Report the injury to your employer as soon as possible, but no later than 30 days from the day the injury occurs or your claim may be denied.
After your claim has been reported, your employer and/or AmeriSys will advise you where to go for medical treatment related to your injury. AmeriSys is the State’s medical case manager. Treatment that is not approved through workers’ compensation will not be accepted.
No. All authorized medical bills should be submitted by the medical provider to your employer’s medical case manager for payment. Unauthorized treatment will not be paid by workers’ compensation.
Under Florida Law no payment is due for lost wages for the first 7 days; however, your employer will continue paying your salary for the first 7 days if you are a full-time employee. OPS employees do not receive any salary for the first 40 hours or 7 days of lost time. You are responsible for keeping your employer updated on your work status and to report to work when your authorized treating physician releases you. If you do not report for duty when released you will not be paid.

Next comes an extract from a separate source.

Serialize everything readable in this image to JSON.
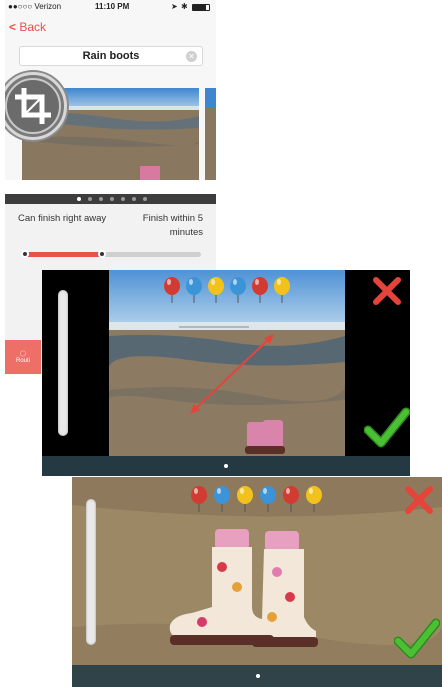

Even though you may not be fully recovered from your injury, your treating physician may release you to return to work if certain work restrictions can be accommodated by your employer.
In most cases your benefits check, which is paid bi-weekly, will be 66 2/3% of your average weekly wage based on your earnings for the 13 weeks preceding your date of injury, not to exceed the state limit.
It is your decision whether or not to hire an attorney; however, the Employee Assistance Office (EAO) at the Division of Workers’ Compensation can assist you in resolving the dispute. If unable to resolve the issue, the EAO can further assist you in completing and filing a Petition for Benefits. This service is provided at no cost to you. For EAO assistance call (800) 342-1741 or send an email to email@example.com.
If you were injured on or after 01/01/94, the claim would close one (1) year from the date of your last medical treatment or payment of compensation. The period of time is referred to as the Statute of Limitations. If you were injured before 01/01/94, the claim would close two (2) years from the date of your last medical treatment or payment of compensation.
Yes. Mileage reimbursement forms will be mailed to you. Reimbursement is currently in the amount of .445 cents per mile. You may submit mileage reimbursements as treatment occurs or if you prefer, you may submit them periodically or at the end of your treatment.